KRIEGSCHIRURGISCHE ERFAHRUNGEN AUS DEM SÜDAFRIKANISCHEN KRIEGE. 1899/1900. Mit 13 abbildungen im text und dreizehn tafeln. Tübingen, Verlag der H. Laupp’schen Buchhandlung. 1900.
1900. 8vo, pp. iv, 116, with 13 photographic plates depicting x-rays, two of which are folding, retaining original tissue guards, and with a number of text illustrations and half-tones; with the emblem of the Red Cross on title-page; prominent library stamp on both recto and verso of title-page, some occasional light foxing and marginal browning; Uncommon first separate edition of this detailed study, first published in Volume XXVIII, Heft 3 of the Beiträgen zur Klinischen Chirurgie, on the use of Roentgen or x-rays in military medicine, Küttner’s second publication on the subject, and an early contribution to the corpus of literature on the military applications of this recent and pioneering discovery.

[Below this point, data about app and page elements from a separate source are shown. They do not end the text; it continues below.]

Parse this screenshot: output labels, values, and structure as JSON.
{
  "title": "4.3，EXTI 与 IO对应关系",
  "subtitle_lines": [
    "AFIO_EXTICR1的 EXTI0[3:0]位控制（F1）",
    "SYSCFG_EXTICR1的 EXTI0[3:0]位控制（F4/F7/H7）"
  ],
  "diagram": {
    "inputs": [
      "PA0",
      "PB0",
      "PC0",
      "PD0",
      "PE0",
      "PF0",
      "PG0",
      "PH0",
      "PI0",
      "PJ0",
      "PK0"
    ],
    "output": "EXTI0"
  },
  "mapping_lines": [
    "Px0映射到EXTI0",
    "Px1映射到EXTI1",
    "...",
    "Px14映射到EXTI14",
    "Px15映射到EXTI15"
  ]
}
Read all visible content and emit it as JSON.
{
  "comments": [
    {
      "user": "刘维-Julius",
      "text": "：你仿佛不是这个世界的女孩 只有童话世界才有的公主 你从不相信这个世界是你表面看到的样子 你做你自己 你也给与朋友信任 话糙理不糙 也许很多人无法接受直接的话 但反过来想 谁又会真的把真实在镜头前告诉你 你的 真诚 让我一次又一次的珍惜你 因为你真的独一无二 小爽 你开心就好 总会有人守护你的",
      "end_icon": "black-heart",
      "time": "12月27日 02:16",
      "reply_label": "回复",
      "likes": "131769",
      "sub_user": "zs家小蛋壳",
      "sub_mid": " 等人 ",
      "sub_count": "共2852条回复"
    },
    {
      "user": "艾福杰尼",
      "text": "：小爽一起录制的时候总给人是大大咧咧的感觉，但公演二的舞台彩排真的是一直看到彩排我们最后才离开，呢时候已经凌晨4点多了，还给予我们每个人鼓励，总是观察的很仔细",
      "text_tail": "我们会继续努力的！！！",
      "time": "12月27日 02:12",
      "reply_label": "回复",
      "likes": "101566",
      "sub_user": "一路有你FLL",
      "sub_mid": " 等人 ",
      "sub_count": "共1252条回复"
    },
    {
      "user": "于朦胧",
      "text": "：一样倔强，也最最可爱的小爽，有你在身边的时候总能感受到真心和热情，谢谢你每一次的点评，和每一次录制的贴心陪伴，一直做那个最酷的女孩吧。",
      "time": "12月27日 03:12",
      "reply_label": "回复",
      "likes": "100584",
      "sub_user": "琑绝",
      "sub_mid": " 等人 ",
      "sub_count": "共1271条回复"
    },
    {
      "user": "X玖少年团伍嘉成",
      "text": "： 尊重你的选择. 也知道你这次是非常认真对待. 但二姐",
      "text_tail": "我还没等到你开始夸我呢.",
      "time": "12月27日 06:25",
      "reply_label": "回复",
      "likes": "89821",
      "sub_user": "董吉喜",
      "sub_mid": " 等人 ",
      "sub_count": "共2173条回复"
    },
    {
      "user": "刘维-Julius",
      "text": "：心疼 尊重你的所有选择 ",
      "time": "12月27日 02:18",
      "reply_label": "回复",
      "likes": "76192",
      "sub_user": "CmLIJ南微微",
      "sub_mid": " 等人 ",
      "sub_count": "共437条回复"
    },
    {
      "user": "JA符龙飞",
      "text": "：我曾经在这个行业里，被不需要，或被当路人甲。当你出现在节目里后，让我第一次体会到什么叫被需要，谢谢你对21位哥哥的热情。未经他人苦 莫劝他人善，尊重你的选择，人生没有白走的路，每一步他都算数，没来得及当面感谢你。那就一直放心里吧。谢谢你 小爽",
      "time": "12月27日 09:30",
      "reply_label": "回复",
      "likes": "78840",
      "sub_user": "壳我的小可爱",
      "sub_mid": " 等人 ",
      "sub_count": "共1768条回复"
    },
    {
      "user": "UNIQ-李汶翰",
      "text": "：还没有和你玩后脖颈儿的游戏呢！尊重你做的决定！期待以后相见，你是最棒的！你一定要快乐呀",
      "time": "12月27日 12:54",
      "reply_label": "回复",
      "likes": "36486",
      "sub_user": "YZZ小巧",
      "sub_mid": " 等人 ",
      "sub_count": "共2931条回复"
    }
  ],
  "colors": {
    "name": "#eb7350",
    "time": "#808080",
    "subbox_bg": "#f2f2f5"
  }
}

Almost as soon as news of Roentgen’s discovery broke at the beginning of 1896, physicists across Europe began their on work on developing methods of radiography. In terms of battlefield medicine, though the Italian Lieutenant-Colonel Guiseppe Alvara had published the first documented use of x-rays in military medicine in 1896 in the Giornale Medico del Regio Esercito recounting his experience with identifying bullets in the Italian campaign in Ethopia, x-rays were first used in the field, during the Greco-Turkish War of 1897. This gave a number of pioneers the opportunity to test out the usefulness of radiography close to the front line. The physician Hermann Küttner, from Tübingen University Hospital, was sent by the German Red Cross to Constantinople with x-ray apparatus, where he worked at a hospital. A mobile unit was set up by the British in Athens, under the charge of Francis Charles Abbott, a surgeon at St Thomas’s Hospital in London. Both ultimately published their findings: Küttner in Vol 10 of the Beiträgen zur Klinischen Chirurgie, (1898), and Abbott in the Lancet, in two issues, those of January 14th and 21st of 1899.
In this his second work, Küttner discusses the work of the German Red Cross during the Second Boer War, and the applications of x-rays. The work includes 13 photographic plates depicting x-ray images showing fractures, breaks and bullet injuries.
Condition: contemporary brown cloth backed red morocco boards, with printed label and manuscript accession label on spine, head and tail of spine very lightly bumped and rubbed, slight scuffing to surfaces, extremities lightly bumped; a good copy.